Song and Dance Ensembles

The following article is from The Great Soviet Encyclopedia (1979). It might be outdated or ideologically biased.

Song and Dance Ensembles

 

(sometimes, folk song and dance ensembles), a type of artistic concert and estrada (variety stage) company.

Song and dance ensembles include various art forms: vocal music (choruses, ensembles, and solos), instrumental music (symphony orchestras, folk instrument orchestras, and others), and choreography (solo dances, ensembles, and others). The basic element of song and dance ensembles is the chorus or the dance group. The repertories of these ensembles include works by Soviet and foreign composers and old and modern folk songs, dances, and instrumental music. An ensemble’s program may be unified by a common theme, or it may consist of individual numbers; usually it contains theatrical elements. Song and dance ensembles attract especially gifted performers from amateur artistic groups as well as professional artists.

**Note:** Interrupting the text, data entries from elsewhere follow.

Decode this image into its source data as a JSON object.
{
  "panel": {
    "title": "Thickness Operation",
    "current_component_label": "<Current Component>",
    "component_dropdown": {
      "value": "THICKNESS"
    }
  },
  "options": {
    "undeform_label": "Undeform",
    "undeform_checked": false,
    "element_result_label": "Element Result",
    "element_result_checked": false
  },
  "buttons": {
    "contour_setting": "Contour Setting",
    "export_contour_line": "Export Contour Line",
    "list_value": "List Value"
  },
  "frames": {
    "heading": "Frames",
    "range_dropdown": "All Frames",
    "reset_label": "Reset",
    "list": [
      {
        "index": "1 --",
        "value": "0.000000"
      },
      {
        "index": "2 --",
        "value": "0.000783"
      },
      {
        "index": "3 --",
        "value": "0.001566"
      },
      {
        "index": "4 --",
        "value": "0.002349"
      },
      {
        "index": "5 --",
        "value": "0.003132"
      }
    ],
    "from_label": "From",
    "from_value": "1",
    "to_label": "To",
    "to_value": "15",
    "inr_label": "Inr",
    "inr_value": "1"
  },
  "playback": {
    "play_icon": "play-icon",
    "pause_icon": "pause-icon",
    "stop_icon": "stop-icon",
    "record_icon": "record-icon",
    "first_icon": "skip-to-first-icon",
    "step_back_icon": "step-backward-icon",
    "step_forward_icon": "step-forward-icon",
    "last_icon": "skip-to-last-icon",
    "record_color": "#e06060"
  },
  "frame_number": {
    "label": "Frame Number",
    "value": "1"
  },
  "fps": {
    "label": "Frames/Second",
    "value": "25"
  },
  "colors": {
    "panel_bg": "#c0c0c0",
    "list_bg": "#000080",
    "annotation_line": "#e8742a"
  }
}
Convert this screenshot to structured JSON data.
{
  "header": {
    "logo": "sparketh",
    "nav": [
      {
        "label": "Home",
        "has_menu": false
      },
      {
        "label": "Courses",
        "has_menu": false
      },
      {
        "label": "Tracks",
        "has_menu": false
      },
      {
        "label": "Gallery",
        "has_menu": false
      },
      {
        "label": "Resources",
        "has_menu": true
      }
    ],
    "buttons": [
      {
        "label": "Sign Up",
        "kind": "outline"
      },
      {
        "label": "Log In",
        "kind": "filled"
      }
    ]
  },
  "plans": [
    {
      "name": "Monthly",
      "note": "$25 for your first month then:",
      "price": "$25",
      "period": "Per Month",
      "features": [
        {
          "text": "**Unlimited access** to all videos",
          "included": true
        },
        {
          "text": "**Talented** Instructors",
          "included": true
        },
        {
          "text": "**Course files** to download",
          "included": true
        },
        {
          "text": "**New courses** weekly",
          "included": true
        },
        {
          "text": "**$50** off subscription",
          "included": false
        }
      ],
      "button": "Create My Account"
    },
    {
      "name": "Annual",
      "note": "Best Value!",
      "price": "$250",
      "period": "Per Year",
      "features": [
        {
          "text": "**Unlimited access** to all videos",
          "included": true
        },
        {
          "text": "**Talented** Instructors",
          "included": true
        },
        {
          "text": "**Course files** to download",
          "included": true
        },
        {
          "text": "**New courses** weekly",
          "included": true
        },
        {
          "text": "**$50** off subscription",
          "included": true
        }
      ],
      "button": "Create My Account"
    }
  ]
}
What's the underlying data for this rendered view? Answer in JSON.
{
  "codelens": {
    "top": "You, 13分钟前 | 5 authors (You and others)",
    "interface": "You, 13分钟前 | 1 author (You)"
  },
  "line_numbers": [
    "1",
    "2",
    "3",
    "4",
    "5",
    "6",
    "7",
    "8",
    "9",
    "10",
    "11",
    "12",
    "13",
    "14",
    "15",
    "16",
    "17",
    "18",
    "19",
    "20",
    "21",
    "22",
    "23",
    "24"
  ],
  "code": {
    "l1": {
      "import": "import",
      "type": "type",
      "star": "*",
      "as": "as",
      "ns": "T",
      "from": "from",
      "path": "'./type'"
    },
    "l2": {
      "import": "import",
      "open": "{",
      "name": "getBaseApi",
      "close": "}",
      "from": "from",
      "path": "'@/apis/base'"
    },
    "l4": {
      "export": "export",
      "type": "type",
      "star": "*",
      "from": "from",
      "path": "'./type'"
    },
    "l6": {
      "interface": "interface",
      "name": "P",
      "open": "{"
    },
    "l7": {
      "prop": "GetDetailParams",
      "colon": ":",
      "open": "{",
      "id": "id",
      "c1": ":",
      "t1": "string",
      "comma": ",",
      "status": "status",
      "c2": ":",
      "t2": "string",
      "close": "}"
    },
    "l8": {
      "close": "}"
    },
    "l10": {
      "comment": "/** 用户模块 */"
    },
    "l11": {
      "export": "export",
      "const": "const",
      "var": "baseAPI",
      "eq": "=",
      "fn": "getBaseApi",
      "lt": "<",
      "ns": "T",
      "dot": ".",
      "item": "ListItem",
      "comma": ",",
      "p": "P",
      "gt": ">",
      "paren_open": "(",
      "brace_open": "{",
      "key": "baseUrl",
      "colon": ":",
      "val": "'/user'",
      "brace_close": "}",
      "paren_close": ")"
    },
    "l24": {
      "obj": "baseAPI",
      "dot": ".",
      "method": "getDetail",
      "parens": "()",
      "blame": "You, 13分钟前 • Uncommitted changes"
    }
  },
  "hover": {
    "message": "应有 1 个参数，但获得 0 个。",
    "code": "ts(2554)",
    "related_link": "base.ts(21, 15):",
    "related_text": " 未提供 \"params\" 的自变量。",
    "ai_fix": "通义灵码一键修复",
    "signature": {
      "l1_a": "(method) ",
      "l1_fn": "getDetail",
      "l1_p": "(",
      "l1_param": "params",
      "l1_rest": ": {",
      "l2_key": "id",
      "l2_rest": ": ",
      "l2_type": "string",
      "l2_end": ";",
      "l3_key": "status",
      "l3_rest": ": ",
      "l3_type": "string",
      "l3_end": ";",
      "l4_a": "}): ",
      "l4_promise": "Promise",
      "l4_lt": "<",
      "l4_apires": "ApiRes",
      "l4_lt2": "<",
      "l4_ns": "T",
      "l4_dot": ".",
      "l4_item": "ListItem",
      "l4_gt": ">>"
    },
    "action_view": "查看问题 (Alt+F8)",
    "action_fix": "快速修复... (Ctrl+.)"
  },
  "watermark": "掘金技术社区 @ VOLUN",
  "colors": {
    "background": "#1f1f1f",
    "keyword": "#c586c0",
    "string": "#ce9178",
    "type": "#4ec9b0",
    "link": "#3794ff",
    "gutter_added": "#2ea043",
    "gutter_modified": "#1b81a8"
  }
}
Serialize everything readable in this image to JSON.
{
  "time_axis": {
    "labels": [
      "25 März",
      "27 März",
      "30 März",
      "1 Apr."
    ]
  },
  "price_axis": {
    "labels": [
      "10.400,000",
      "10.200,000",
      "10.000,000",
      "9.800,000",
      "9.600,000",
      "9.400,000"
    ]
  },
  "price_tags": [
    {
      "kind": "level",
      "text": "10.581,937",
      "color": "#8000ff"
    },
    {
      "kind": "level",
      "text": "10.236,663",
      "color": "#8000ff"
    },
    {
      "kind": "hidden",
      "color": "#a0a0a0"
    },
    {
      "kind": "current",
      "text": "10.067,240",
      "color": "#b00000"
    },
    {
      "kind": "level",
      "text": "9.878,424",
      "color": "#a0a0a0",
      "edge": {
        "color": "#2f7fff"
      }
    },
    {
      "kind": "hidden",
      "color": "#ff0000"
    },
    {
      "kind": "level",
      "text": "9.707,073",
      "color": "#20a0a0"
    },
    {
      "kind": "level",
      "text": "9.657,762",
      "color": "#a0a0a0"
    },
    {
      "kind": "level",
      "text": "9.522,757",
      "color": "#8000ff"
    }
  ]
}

Among the largest companies are the A. V. Aleksandrov Song and Dance Ensemble of the Soviet Army, the Folk Dance Ensemble of the USSR, the Berezka Folk Dance Ensemble, and the Folk Dance Ensemble of the Georgian SSR. The artistic forms of such ensembles are also used by many music and choral companies—for example, the Piatnitskii Russian Folk Chorus (organized in 1910), the Northern Folk Chorus (1926), the Voronezh Russian Folk Chorus (1943), and others. Song and dance ensembles have been created in republics and oblasts. These include the State Honored Folk Song and Dance Ensemble of the Armenian SSR (organized in 1938), the State Honored Song and Dance Ensemble of the Azerbaijan SSR (1938), the State Honored Folk Song and Dance Ensemble of Georgia (1885), the Letuva State Honored Song and Dance Ensemble of the Lithuanian SSR (1940), the State Song and Dance Ensemble of the Kazakh SSR (1955), the State Uzbek Song and Dance Ensemble (1955), the Bakhor State Uzbek Dance Ensemble (1957), the G. G. Verevka State Ukrainian Folk Chorus (1943), and the State Honored Dance Ensemble of the Ukrainian SSR (1954).

This art form is experiencing fruitful and varied development in a number of foreign countries. Examples are the Mazowsze and Slask ensembles in Poland, the Sluk Ensemble in Czechoslovakia, and the Kolo Ensemble in Yugoslavia.

The Great Soviet Encyclopedia, 3rd Edition (1970-1979). © 2010 The Gale Group, Inc. All rights reserved.